### DATA ###
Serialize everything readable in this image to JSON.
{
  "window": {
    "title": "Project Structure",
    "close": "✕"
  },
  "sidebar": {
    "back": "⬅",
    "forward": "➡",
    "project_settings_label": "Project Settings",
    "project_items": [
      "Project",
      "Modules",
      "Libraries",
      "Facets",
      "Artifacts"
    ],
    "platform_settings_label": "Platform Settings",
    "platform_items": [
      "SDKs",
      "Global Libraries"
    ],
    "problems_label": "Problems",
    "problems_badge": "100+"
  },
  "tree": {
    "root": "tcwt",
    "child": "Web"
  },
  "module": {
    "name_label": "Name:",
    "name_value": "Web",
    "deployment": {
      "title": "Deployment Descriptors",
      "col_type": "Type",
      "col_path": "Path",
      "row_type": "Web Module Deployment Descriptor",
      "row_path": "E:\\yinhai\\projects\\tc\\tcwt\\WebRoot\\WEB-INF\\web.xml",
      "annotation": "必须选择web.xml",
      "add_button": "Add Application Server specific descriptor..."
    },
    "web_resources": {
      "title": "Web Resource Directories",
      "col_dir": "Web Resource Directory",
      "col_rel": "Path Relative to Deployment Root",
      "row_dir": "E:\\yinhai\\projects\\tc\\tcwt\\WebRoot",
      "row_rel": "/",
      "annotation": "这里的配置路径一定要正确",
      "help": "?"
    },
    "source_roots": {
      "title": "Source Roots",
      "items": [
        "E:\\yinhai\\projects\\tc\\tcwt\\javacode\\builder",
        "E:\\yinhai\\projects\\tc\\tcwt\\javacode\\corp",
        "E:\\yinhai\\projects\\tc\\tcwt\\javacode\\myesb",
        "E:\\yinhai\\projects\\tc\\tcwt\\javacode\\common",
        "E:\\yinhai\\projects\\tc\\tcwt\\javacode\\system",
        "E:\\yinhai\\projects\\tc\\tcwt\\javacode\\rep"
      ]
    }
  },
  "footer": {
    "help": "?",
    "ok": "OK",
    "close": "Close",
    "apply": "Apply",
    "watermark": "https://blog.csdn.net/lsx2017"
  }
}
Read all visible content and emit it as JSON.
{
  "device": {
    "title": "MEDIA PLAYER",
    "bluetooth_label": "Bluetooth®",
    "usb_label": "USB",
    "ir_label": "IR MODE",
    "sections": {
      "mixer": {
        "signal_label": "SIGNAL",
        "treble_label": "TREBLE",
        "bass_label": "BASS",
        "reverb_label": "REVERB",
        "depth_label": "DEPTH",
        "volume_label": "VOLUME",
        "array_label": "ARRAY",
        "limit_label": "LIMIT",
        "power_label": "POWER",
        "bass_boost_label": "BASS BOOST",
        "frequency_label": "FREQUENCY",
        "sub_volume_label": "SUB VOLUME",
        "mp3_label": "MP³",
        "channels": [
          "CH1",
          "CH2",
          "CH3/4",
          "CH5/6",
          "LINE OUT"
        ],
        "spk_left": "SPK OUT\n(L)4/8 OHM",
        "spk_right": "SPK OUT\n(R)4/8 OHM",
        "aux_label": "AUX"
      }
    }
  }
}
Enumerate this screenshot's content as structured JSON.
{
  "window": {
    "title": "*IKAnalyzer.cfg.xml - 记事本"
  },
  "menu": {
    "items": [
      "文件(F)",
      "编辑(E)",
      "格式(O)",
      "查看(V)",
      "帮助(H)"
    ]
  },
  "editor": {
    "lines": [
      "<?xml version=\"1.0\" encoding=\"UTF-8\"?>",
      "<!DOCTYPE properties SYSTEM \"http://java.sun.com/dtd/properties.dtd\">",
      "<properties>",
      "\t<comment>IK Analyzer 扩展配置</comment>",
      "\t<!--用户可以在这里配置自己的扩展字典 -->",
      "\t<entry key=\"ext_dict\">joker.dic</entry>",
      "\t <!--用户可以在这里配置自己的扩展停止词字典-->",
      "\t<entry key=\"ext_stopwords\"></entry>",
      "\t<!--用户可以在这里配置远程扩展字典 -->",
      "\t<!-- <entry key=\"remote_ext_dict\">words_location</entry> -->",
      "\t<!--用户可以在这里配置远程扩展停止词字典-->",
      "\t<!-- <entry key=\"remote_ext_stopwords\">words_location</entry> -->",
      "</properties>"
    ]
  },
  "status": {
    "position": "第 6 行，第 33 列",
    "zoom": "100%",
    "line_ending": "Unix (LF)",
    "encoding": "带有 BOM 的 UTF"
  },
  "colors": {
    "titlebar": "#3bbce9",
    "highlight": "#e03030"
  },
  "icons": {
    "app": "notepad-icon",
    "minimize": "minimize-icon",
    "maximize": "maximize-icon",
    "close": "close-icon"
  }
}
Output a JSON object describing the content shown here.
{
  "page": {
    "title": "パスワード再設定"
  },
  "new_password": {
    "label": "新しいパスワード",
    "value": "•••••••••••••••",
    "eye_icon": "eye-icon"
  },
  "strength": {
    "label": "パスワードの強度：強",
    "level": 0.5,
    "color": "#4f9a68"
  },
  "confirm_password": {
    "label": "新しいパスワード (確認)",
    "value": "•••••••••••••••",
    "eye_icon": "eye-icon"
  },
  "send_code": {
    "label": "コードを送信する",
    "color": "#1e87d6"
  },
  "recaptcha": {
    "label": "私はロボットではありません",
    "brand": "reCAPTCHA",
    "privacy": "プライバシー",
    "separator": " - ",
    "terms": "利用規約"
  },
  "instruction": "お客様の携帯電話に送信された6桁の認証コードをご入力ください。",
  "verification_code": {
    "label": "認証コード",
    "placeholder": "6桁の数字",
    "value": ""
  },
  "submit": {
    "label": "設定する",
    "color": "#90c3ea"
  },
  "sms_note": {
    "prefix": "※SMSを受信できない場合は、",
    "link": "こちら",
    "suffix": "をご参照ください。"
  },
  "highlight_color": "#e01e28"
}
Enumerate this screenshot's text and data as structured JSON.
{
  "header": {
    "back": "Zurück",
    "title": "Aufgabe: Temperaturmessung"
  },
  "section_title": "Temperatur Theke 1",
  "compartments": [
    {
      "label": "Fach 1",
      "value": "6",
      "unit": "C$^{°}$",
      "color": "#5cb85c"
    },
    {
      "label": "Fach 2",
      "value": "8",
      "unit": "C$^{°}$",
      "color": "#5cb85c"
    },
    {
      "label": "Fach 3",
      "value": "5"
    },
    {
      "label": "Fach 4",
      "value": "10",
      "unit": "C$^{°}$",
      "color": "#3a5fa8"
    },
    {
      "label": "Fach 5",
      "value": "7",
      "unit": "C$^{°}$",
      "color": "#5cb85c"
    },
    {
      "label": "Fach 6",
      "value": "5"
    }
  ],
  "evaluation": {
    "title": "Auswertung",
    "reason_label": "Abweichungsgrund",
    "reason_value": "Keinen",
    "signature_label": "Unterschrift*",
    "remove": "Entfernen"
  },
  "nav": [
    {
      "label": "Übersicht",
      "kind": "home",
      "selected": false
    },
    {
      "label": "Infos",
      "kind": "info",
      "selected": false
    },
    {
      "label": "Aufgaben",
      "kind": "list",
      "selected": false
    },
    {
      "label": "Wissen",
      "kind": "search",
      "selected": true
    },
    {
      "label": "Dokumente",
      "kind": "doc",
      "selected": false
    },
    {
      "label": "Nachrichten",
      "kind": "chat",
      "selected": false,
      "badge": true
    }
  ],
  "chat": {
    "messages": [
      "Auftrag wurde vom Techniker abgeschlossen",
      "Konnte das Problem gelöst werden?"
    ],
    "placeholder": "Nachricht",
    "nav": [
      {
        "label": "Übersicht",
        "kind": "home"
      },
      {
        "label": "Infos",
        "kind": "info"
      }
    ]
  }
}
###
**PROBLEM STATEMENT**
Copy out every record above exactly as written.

**RESPONSE AREA**
Serialize everything readable in this image to JSON.
{
  "window": {
    "title": "Project Structure",
    "close": "✕"
  },
  "sidebar": {
    "back": "⬅",
    "forward": "➡",
    "project_settings_label": "Project Settings",
    "project_items": [
      "Project",
      "Modules",
      "Libraries",
      "Facets",
      "Artifacts"
    ],
    "platform_settings_label": "Platform Settings",
    "platform_items": [
      "SDKs",
      "Global Libraries"
    ],
    "problems_label": "Problems",
    "problems_badge": "100+"
  },
  "tree": {
    "root": "tcwt",
    "child": "Web"
  },
  "module": {
    "name_label": "Name:",
    "name_value": "Web",
    "deployment": {
      "title": "Deployment Descriptors",
      "col_type": "Type",
      "col_path": "Path",
      "row_type": "Web Module Deployment Descriptor",
      "row_path": "E:\\yinhai\\projects\\tc\\tcwt\\WebRoot\\WEB-INF\\web.xml",
      "annotation": "必须选择web.xml",
      "add_button": "Add Application Server specific descriptor..."
    },
    "web_resources": {
      "title": "Web Resource Directories",
      "col_dir": "Web Resource Directory",
      "col_rel": "Path Relative to Deployment Root",
      "row_dir": "E:\\yinhai\\projects\\tc\\tcwt\\WebRoot",
      "row_rel": "/",
      "annotation": "这里的配置路径一定要正确",
      "help": "?"
    },
    "source_roots": {
      "title": "Source Roots",
      "items": [
        "E:\\yinhai\\projects\\tc\\tcwt\\javacode\\builder",
        "E:\\yinhai\\projects\\tc\\tcwt\\javacode\\corp",
        "E:\\yinhai\\projects\\tc\\tcwt\\javacode\\myesb",
        "E:\\yinhai\\projects\\tc\\tcwt\\javacode\\common",
        "E:\\yinhai\\projects\\tc\\tcwt\\javacode\\system",
        "E:\\yinhai\\projects\\tc\\tcwt\\javacode\\rep"
      ]
    }
  },
  "footer": {
    "help": "?",
    "ok": "OK",
    "close": "Close",
    "apply": "Apply",
    "watermark": "https://blog.csdn.net/lsx2017"
  }
}
Read all visible content and emit it as JSON.
{
  "device": {
    "title": "MEDIA PLAYER",
    "bluetooth_label": "Bluetooth®",
    "usb_label": "USB",
    "ir_label": "IR MODE",
    "sections": {
      "mixer": {
        "signal_label": "SIGNAL",
        "treble_label": "TREBLE",
        "bass_label": "BASS",
        "reverb_label": "REVERB",
        "depth_label": "DEPTH",
        "volume_label": "VOLUME",
        "array_label": "ARRAY",
        "limit_label": "LIMIT",
        "power_label": "POWER",
        "bass_boost_label": "BASS BOOST",
        "frequency_label": "FREQUENCY",
        "sub_volume_label": "SUB VOLUME",
        "mp3_label": "MP³",
        "channels": [
          "CH1",
          "CH2",
          "CH3/4",
          "CH5/6",
          "LINE OUT"
        ],
        "spk_left": "SPK OUT\n(L)4/8 OHM",
        "spk_right": "SPK OUT\n(R)4/8 OHM",
        "aux_label": "AUX"
      }
    }
  }
}
Enumerate this screenshot's content as structured JSON.
{
  "window": {
    "title": "*IKAnalyzer.cfg.xml - 记事本"
  },
  "menu": {
    "items": [
      "文件(F)",
      "编辑(E)",
      "格式(O)",
      "查看(V)",
      "帮助(H)"
    ]
  },
  "editor": {
    "lines": [
      "<?xml version=\"1.0\" encoding=\"UTF-8\"?>",
      "<!DOCTYPE properties SYSTEM \"http://java.sun.com/dtd/properties.dtd\">",
      "<properties>",
      "\t<comment>IK Analyzer 扩展配置</comment>",
      "\t<!--用户可以在这里配置自己的扩展字典 -->",
      "\t<entry key=\"ext_dict\">joker.dic</entry>",
      "\t <!--用户可以在这里配置自己的扩展停止词字典-->",
      "\t<entry key=\"ext_stopwords\"></entry>",
      "\t<!--用户可以在这里配置远程扩展字典 -->",
      "\t<!-- <entry key=\"remote_ext_dict\">words_location</entry> -->",
      "\t<!--用户可以在这里配置远程扩展停止词字典-->",
      "\t<!-- <entry key=\"remote_ext_stopwords\">words_location</entry> -->",
      "</properties>"
    ]
  },
  "status": {
    "position": "第 6 行，第 33 列",
    "zoom": "100%",
    "line_ending": "Unix (LF)",
    "encoding": "带有 BOM 的 UTF"
  },
  "colors": {
    "titlebar": "#3bbce9",
    "highlight": "#e03030"
  },
  "icons": {
    "app": "notepad-icon",
    "minimize": "minimize-icon",
    "maximize": "maximize-icon",
    "close": "close-icon"
  }
}
Output a JSON object describing the content shown here.
{
  "page": {
    "title": "パスワード再設定"
  },
  "new_password": {
    "label": "新しいパスワード",
    "value": "•••••••••••••••",
    "eye_icon": "eye-icon"
  },
  "strength": {
    "label": "パスワードの強度：強",
    "level": 0.5,
    "color": "#4f9a68"
  },
  "confirm_password": {
    "label": "新しいパスワード (確認)",
    "value": "•••••••••••••••",
    "eye_icon": "eye-icon"
  },
  "send_code": {
    "label": "コードを送信する",
    "color": "#1e87d6"
  },
  "recaptcha": {
    "label": "私はロボットではありません",
    "brand": "reCAPTCHA",
    "privacy": "プライバシー",
    "separator": " - ",
    "terms": "利用規約"
  },
  "instruction": "お客様の携帯電話に送信された6桁の認証コードをご入力ください。",
  "verification_code": {
    "label": "認証コード",
    "placeholder": "6桁の数字",
    "value": ""
  },
  "submit": {
    "label": "設定する",
    "color": "#90c3ea"
  },
  "sms_note": {
    "prefix": "※SMSを受信できない場合は、",
    "link": "こちら",
    "suffix": "をご参照ください。"
  },
  "highlight_color": "#e01e28"
}
Enumerate this screenshot's text and data as structured JSON.
{
  "header": {
    "back": "Zurück",
    "title": "Aufgabe: Temperaturmessung"
  },
  "section_title": "Temperatur Theke 1",
  "compartments": [
    {
      "label": "Fach 1",
      "value": "6",
      "unit": "C$^{°}$",
      "color": "#5cb85c"
    },
    {
      "label": "Fach 2",
      "value": "8",
      "unit": "C$^{°}$",
      "color": "#5cb85c"
    },
    {
      "label": "Fach 3",
      "value": "5"
    },
    {
      "label": "Fach 4",
      "value": "10",
      "unit": "C$^{°}$",
      "color": "#3a5fa8"
    },
    {
      "label": "Fach 5",
      "value": "7",
      "unit": "C$^{°}$",
      "color": "#5cb85c"
    },
    {
      "label": "Fach 6",
      "value": "5"
    }
  ],
  "evaluation": {
    "title": "Auswertung",
    "reason_label": "Abweichungsgrund",
    "reason_value": "Keinen",
    "signature_label": "Unterschrift*",
    "remove": "Entfernen"
  },
  "nav": [
    {
      "label": "Übersicht",
      "kind": "home",
      "selected": false
    },
    {
      "label": "Infos",
      "kind": "info",
      "selected": false
    },
    {
      "label": "Aufgaben",
      "kind": "list",
      "selected": false
    },
    {
      "label": "Wissen",
      "kind": "search",
      "selected": true
    },
    {
      "label": "Dokumente",
      "kind": "doc",
      "selected": false
    },
    {
      "label": "Nachrichten",
      "kind": "chat",
      "selected": false,
      "badge": true
    }
  ],
  "chat": {
    "messages": [
      "Auftrag wurde vom Techniker abgeschlossen",
      "Konnte das Problem gelöst werden?"
    ],
    "placeholder": "Nachricht",
    "nav": [
      {
        "label": "Übersicht",
        "kind": "home"
      },
      {
        "label": "Infos",
        "kind": "info"
      }
    ]
  }
}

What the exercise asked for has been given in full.